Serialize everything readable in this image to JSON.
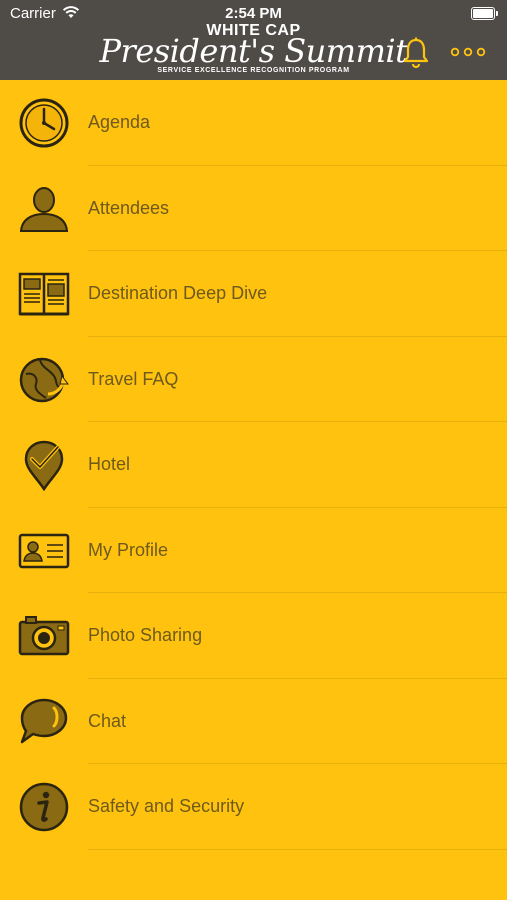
{
  "status_bar": {
    "carrier": "Carrier",
    "time": "2:54 PM"
  },
  "header": {
    "logo_top": "WHITE CAP",
    "logo_script": "President's Summit",
    "logo_bottom": "SERVICE EXCELLENCE RECOGNITION PROGRAM",
    "bell_icon": "bell-icon",
    "more_icon": "more-horizontal-icon",
    "accent_color": "#FFC20E",
    "header_color": "#4F4C48"
  },
  "menu": {
    "items": [
      {
        "label": "Agenda",
        "icon": "clock-icon"
      },
      {
        "label": "Attendees",
        "icon": "person-icon"
      },
      {
        "label": "Destination Deep Dive",
        "icon": "open-book-icon"
      },
      {
        "label": "Travel FAQ",
        "icon": "globe-arrow-icon"
      },
      {
        "label": "Hotel",
        "icon": "map-pin-check-icon"
      },
      {
        "label": "My Profile",
        "icon": "id-card-icon"
      },
      {
        "label": "Photo Sharing",
        "icon": "camera-icon"
      },
      {
        "label": "Chat",
        "icon": "chat-bubble-icon"
      },
      {
        "label": "Safety and Security",
        "icon": "info-icon"
      }
    ]
  }
}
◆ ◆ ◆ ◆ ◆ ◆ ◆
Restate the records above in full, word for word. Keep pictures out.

Serialize everything readable in this image to JSON.
{
  "status_bar": {
    "carrier": "Carrier",
    "time": "2:54 PM"
  },
  "header": {
    "logo_top": "WHITE CAP",
    "logo_script": "President's Summit",
    "logo_bottom": "SERVICE EXCELLENCE RECOGNITION PROGRAM",
    "bell_icon": "bell-icon",
    "more_icon": "more-horizontal-icon",
    "accent_color": "#FFC20E",
    "header_color": "#4F4C48"
  },
  "menu": {
    "items": [
      {
        "label": "Agenda",
        "icon": "clock-icon"
      },
      {
        "label": "Attendees",
        "icon": "person-icon"
      },
      {
        "label": "Destination Deep Dive",
        "icon": "open-book-icon"
      },
      {
        "label": "Travel FAQ",
        "icon": "globe-arrow-icon"
      },
      {
        "label": "Hotel",
        "icon": "map-pin-check-icon"
      },
      {
        "label": "My Profile",
        "icon": "id-card-icon"
      },
      {
        "label": "Photo Sharing",
        "icon": "camera-icon"
      },
      {
        "label": "Chat",
        "icon": "chat-bubble-icon"
      },
      {
        "label": "Safety and Security",
        "icon": "info-icon"
      }
    ]
  }
}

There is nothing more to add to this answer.